Legal Skills and Method-A case study analysis

Legal Skills and Method-A case study analysis 150 150 Affordable Capstone Projects Written from Scratch


Bachelor of Laws (Honours Degree)

Coursework (Resit)




LX1705 (LX1803): Legal Skills and Method


Word limit 3000 words



Answer the question below


Any coursework or examined submission for assessment where plagiarism, collusion or any form of cheating is suspected will be dealt with according to the University processes which are detailed in Senate Regulation 6.


You can access information about plagiarism here.


The University regulations on plagiarism apply to published as well as unpublished work, collusion and the plagiarism of the work of other students.


Please ensure that you fully understand what constitutes plagiarism before you submit your work.






A Word Document

Your assignment must be submitted via Blackboard as a Word document.


Ensure that your file is named correctly

Your file must be named as follows: 0123456LX1705LegalSkillsResit.docx (Student ID number Module Code and assignment title.docx)


Based on the following case study, answer all three question(s) numbered 1) to 3) below.


Each part is worth equal marks.





Following public concern that dry cleaners are using hazardous chemicals, Parliament enacted the (fictitious) Dry Cleaners (Licensing) Act 2018. The DCLA, which was brought into effect on the 1st July, 2018, states that any business wanting to operate a dry-cleaners must obtain a licence, renewable every five years, from the local authority responsible for the area where the dry cleaners is to be located.
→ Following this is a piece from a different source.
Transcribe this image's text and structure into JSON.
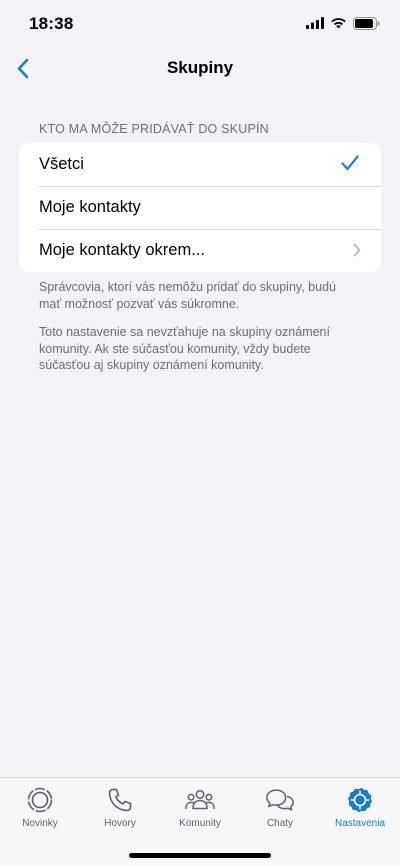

The DCLA provides that local authorities should grant licences to businesses that can demonstrate that they will not be using hazardous chemicals.
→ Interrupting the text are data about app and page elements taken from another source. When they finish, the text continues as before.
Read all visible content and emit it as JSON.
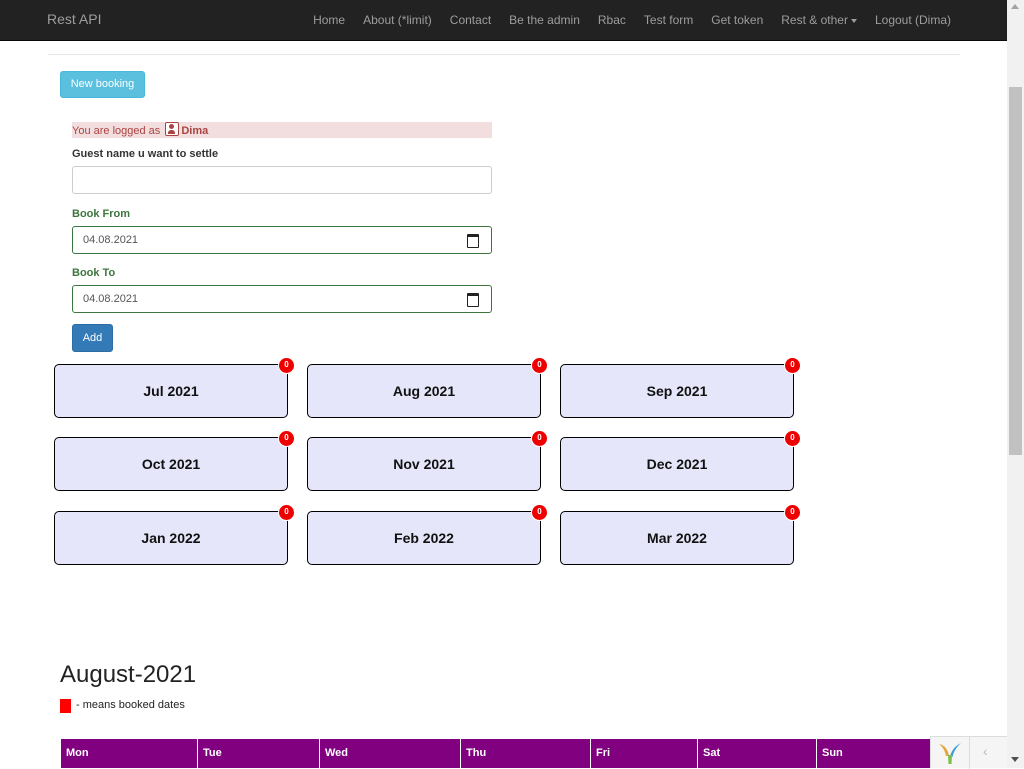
{
  "navbar": {
    "brand": "Rest API",
    "items": [
      {
        "label": "Home"
      },
      {
        "label": "About (*limit)"
      },
      {
        "label": "Contact"
      },
      {
        "label": "Be the admin"
      },
      {
        "label": "Rbac"
      },
      {
        "label": "Test form"
      },
      {
        "label": "Get token"
      },
      {
        "label": "Rest & other",
        "icon": "caret-down-icon"
      },
      {
        "label": "Logout (Dima)"
      }
    ]
  },
  "form": {
    "new_booking_label": "New booking",
    "logged_prefix": "You are logged as",
    "logged_user": "Dima",
    "guest_label": "Guest name u want to settle",
    "guest_value": "",
    "from_label": "Book From",
    "from_value": "04.08.2021",
    "to_label": "Book To",
    "to_value": "04.08.2021",
    "add_label": "Add"
  },
  "months": [
    {
      "label": "Jul 2021",
      "count": "0"
    },
    {
      "label": "Aug 2021",
      "count": "0"
    },
    {
      "label": "Sep 2021",
      "count": "0"
    },
    {
      "label": "Oct 2021",
      "count": "0"
    },
    {
      "label": "Nov 2021",
      "count": "0"
    },
    {
      "label": "Dec 2021",
      "count": "0"
    },
    {
      "label": "Jan 2022",
      "count": "0"
    },
    {
      "label": "Feb 2022",
      "count": "0"
    },
    {
      "label": "Mar 2022",
      "count": "0"
    }
  ],
  "calendar": {
    "title": "August-2021",
    "legend": "- means booked dates",
    "days": [
      "Mon",
      "Tue",
      "Wed",
      "Thu",
      "Fri",
      "Sat",
      "Sun"
    ]
  },
  "colors": {
    "navbar": "#222222",
    "month_card": "#e6e6fa",
    "badge": "#ee0000",
    "calendar_header": "#800080",
    "booked": "#ff0000"
  },
  "debug_toolbar": {
    "toggle_icon": "chevron-left-icon"
  }
}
Penstowe District Council (PDC) announced guidelines that it would normally grant a licence to a business wanting to open a new dry-cleaners within its area, if the business had operated at least three dry cleaners for five years without having failed an inspection by local environmental health officials.



Sparkle and Shine Cleaning Ltd, (SSCL), has operated two dry cleaners for five years and has never failed an inspection by local trading standards officials. It has also obtained a report from environmental health consultants confirming that SSCL’s proposals for its new dry cleaners comfortably exceed the standards imposed by environmental health legislation.



On the 29th June an inspector from PDC served SSCL with a notice requiring SSCL to stop trading immediately. Rita, the manageress at SSCL ignored the notice believing SSCL was doing nothing wrong as the DCLA did not come into effect until the 1st July, and SSCL’s current licence was not due to expire until the end of July.




1) On the 2nd July Rita was served with a summons stating that she is being prosecuted by PDC for continuing to allow SSCL to trade in breach of the DCLA. If convicted SSCL could be fined up to £10,000 and Rita could face a sentence of imprisonment of up to six months. The date of the hearing has been set for the 4th September at Penstowe Magistrates Court. SSCL continued trading pending the outcome of its application for a new licence.


Advise Rita of any grounds that she may have for appeal if she is convicted of this offence, including the routes of appeal that may be available to her.





2) On the 4th July the Penstowe local paper published an interview with an executive officer from PDC who happened to let slip that SSCL was being prosecuted for being in breach of the DCLA. The implication was that SSCL was using prohibited chemicals.


Following publication of the newspaper article, Quality Care Homes, (QCH), that has an account with SSCL for the cleaning of its staff uniforms, is now refusing to pay last month’s dry-cleaning bill worth £2,500 and has cancelled its existing contract without giving a month’s notice as required.


Advise SSCL as to any action it may have against QCH for breach of contract, including any remedies that may be available.




3) On the 16th July, PDC rejected an application for a new licence from SSCL, claiming that SSCL did not meet its guidelines.


Advise SSCL on the likelihood of it succeeding in a claim for judicial review.